When “GDPR” is getting searched more often than “Beyoncé,” you know things have gotten critical.
Searches for information on the EU’s data privacy regulation are outpacing Queen Bey’s more than 100 million Instagram followers.
Ready or not, GDPR comes into force today, bringing with it confusion and fine concerns. A recent Ponemon survey of 1,000 companies showed that 60% of tech companies would not be ready when GDPR came into force.
While many businesses appear to be making the calculated (or unprepared) decision to take their chances rather than complete GDPR readiness, the EU isn’t the only place updating data regulations. For global businesses, the smarter play is to continue to refining compliance measures. Here’s an update based on other data privacy regulations since we last posted in March:
Noting that “many countries recognize this as an important human right and have developed laws to protect individuals’ personal information,” Bermuda’s Personal Information Protection Act (PIPA) comes fully into effect in Dec. 2018. Bermuda follows the global trend towards data protection, but follows a broad definition of personal information as any identifiable information about an individual. Transferred information to a third-party will remain the responsibility of the Bermudan organization performing the transfer, in recognition of the necessity of regular transfers of information in Bermudas financial and insurance markets.

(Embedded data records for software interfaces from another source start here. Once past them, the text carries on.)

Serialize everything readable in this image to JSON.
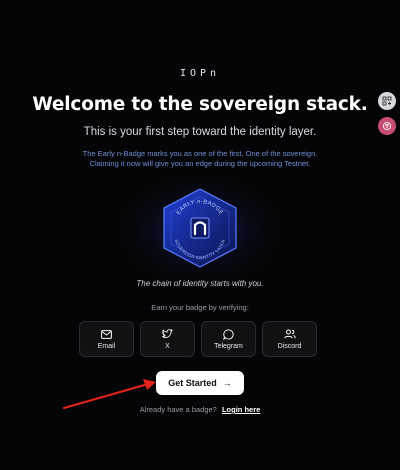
{
  "brand": {
    "logo_text": "IOPn"
  },
  "hero": {
    "title": "Welcome to the sovereign stack.",
    "subtitle": "This is your first step toward the identity layer.",
    "description_line1": "The Early n-Badge marks you as one of the first. One of the sovereign.",
    "description_line2": "Claiming it now will give you an edge during the upcoming Testnet."
  },
  "badge": {
    "top_text": "EARLY n-BADGE",
    "bottom_text": "SOVEREIGN IDENTITY LAYER",
    "accent_color": "#2f5bff"
  },
  "tagline": "The chain of identity starts with you.",
  "verify": {
    "heading": "Earn your badge by verifying:",
    "options": [
      {
        "label": "Email",
        "icon": "mail-icon"
      },
      {
        "label": "X",
        "icon": "twitter-bird-icon"
      },
      {
        "label": "Telegram",
        "icon": "chat-bubble-icon"
      },
      {
        "label": "Discord",
        "icon": "users-icon"
      }
    ]
  },
  "cta": {
    "label": "Get Started",
    "arrow": "→"
  },
  "login": {
    "prompt": "Already have a badge?",
    "link": "Login here"
  },
  "colors": {
    "background": "#050507",
    "annotation_arrow": "#e0241b",
    "side_icon_2": "#c84d72"
  }
}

Fines for compliance offenses top out at $25,000 and up to two years imprisonment for the responsible individual and up to $250,000 in fines for companies.

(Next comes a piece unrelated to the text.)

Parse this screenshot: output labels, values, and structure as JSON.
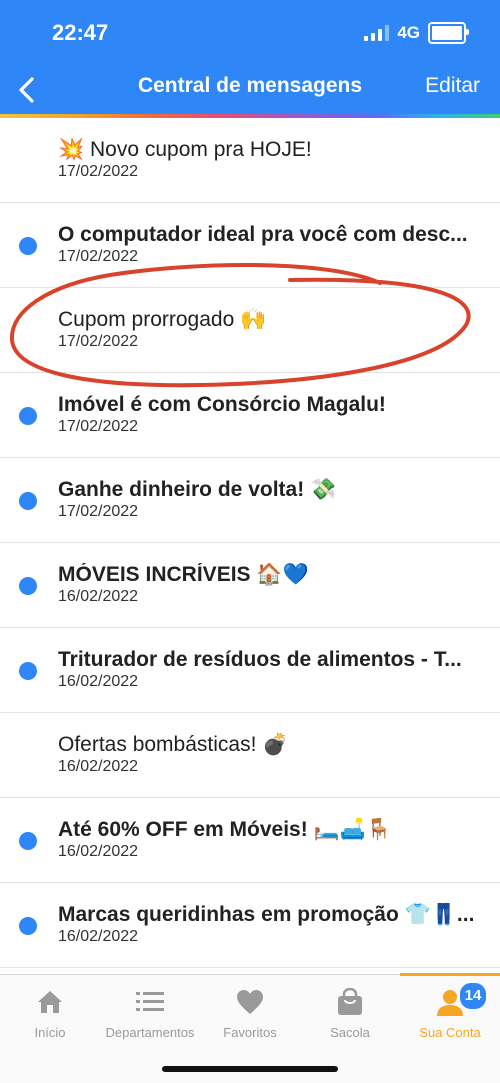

Cayman Islands: Data Protection Law (DPL)
Coming into force in Jan. of 2019, the Cayman Islands Data Protection Law (DPL) sound a lot like GDPR with a “data controller,” division of data into personal and sensitive categories, and giving individuals rights to their information. However, violators could find themselves on the wrong end of a search warrant, and the DPL affords the ability to impose liability on corporate directors, secretaries, or officers, but a fine can’t go above $250,000 for a single offense and organizations get up to five days for breach notification. Information transfer to foreign governments will only occur if it is permitted under local laws or order of the Cayman Islands’ Grand Court.
In effect as of May 1, 2018, this voluntary specification addresses many of the same concerns as GDPR: How personal data should be collected, retained, transferred, and protected, as well as specifying breach notification and consent guidelines. Although voluntary, the specification is likely to become influential within China if widely adopted.
As of this writing, the Telecom Regulatory Authority of India (Trai) is expected to provide broad principles that will guide data ownership, privacy, and security, but will stop short of providing a complicated law because the space is rapidly evolving. The first draft of recommendations that TRAI hopes will lead to legislation should be drafted by June 2018.
Enacted in 2017, Israel’s data privacy regulations provided protections with the private and public sectors. International Association of Privacy Professionals (IAPP) described the regulations as “unprecedented around the world for their scope, level of detail, and legal effect,” noting that violation can mean a criminal offense. Granular regulations require multifactor authentication and the rotation of passwords every six months. Most recently, Israel increased fines to 3.2 million Israeli dollars with the goal of increasing compliance.
New Zealand: 2015 Cyber Security Strategy and Action Plan Refresh
Cybersecurity is seen as foundational for protecting citizens and economic growth in New Zealand, with the announcement of a refresh to the country’s cybersecurity action plan. Broadcasting, Communications and Digital Media Minister Clare Curran also cited goals to make make Information and communication technology (ICT) a major contributor to the New Zealand’s gross domestic product (GDP). A working group of various government institutions and non-governmental partners will start preparing guidelines in July of 2018 and will also involve the citizenry in formulating an updated plan.
Thailand: Data Protection Act
Approved at the beginning of May, Thailand’s Data Protection Act is expected to come into force within 2018. Enacted after mobile phone operator True Move exposed 46,000 records without repercussions, the new law will be in aligned with GDPR.
Viet Nam: Law on Cybersecurity (Draft)
The latest draft of VIet Nam’s Law on Cybersecurity now requires offshore entities who provide telecom of internet services to comply with the law as well as have headquarters or representatives in country and store data there as well. But due to vague wording, there may or may not be a new restriction on storing data within Viet Nam. The law, which has been through 16 drafts at the time of this writing, remains open for comment.
We Can Help You Protect Your Customers
Many organizations claim that they’re putting the customer first. For a global public growing increasingly aware of breach consequences, that will likely mean taking care of their data in alignment with government regulations. If you’d like help with compliant authentication or would prefer to get it done with a whole lot less hassle, please reach out to firstname.lastname@example.org.
Auth0 by Okta takes a modern approach to customer identity and enables organizations to provide secure access to any application, for any user. Auth0 is a highly customizable platform that is as simple as development teams want, and as flexible as they need. Safeguarding billions of login transactions each month, Auth0 delivers convenience, privacy, and security so customers can focus on innovation. For more information, visit https://auth0.com.